Firefox also has tabbed browsing. Tabbed browsing is the sort of thing that doesn't seem useful until you start using it. Basically, within your browser window you can have multiple web pages open, and each one has a tab along the top of the browser. You can open a link by middle-clicking on it, or open a blank new tab by putting the correct button on your toolbar. Yes, the Windows taskbar handles some of this functionality. But, when looking up answers to questions and researching products I frequently will have a dozen or so pages open. It would be a nightmare to manage all of them on the taskbar. Having tabs within Firefox makes it a breeze.

Another of Firefox's most useful features is find-as-you-type. If this is enabled, while viewing a webpage you can just start typing and Firefox will search for the text as you type, incrementally.
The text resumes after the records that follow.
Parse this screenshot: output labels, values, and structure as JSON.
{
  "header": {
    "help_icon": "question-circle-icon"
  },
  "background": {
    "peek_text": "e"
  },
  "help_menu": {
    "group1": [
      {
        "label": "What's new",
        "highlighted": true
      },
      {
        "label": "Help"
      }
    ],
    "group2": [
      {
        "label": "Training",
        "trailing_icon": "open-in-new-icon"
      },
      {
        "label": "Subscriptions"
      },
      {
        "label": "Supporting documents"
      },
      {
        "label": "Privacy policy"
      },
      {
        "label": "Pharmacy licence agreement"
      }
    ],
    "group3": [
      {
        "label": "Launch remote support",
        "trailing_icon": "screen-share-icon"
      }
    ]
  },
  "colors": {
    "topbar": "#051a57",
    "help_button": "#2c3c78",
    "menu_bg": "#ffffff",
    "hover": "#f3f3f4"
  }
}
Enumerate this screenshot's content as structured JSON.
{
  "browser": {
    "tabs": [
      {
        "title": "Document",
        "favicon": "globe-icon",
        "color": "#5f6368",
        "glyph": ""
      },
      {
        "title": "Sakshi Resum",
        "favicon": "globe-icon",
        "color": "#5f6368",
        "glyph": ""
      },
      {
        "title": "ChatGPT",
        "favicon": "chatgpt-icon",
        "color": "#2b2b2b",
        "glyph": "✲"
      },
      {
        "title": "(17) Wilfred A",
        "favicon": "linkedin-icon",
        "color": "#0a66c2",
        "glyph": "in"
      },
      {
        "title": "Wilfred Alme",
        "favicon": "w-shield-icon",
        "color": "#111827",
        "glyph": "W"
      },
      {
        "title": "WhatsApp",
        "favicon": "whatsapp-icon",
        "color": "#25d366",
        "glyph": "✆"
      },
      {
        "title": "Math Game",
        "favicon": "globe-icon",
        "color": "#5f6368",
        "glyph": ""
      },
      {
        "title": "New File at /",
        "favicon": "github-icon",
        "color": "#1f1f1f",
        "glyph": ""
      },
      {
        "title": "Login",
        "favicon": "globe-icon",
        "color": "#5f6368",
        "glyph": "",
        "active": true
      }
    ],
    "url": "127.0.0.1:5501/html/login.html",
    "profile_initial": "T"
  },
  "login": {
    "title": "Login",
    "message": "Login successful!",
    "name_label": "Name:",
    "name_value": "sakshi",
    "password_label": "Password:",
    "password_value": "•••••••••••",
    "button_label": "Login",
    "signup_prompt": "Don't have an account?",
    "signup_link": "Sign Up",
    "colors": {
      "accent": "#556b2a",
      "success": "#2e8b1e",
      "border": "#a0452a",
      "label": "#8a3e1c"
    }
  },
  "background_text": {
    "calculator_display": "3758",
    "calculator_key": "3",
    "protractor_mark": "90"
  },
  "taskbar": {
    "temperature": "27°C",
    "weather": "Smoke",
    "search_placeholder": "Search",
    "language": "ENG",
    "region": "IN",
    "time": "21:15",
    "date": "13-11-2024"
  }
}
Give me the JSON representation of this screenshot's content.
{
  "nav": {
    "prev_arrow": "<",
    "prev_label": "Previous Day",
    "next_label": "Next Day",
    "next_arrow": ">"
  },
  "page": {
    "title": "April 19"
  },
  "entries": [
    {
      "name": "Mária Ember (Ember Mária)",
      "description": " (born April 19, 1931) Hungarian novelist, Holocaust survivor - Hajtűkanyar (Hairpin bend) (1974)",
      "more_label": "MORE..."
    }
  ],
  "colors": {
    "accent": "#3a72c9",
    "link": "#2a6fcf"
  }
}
No need to go through menus in order to perform one of the most frequently used functions of a web browser.

Firefox also has a search bar right next to the URL bar. You can choose which search engine it uses, but by default it is Google. Just type a search query into the box and get your search results right away.

Firefox also supports RSS feeds right in the bookmarks menu. If you visit a site that has a site feed (such as this one!), an orange box will appear in the lower-right corner of the browser. Clicking on this will allow you to add the feed to your bookmarks menu, from where you can see any new entries. Really useful to have this integrated right into the browser if you frequent sites with feeds.

Lastly, Firefox is much more standards-compliant then most others. This may not mean a lot to many people, but it does if you are a web developer. Standards are what keep individual companies from controlling the global web. By supporting and using standards-compliant browsers, you keep control of the web out of the hands of proprietary companies.

In the end, I really like Firefox. It has a more modern look and feel than the aging Mozilla suite. It's also just a web browser, which is good if that's all you want --if you want full web-email-newsgroup integration, Mozilla's not a bad choice. It offers all the features of IE, but also some extras, and is more standards compliant. Opera is good, but last I used it there were too many compatibility problems with some sites. It may have improved since then, but much like with IE, I have no desire or motivation to switch away from Firefox. It's just a really good all-around browser.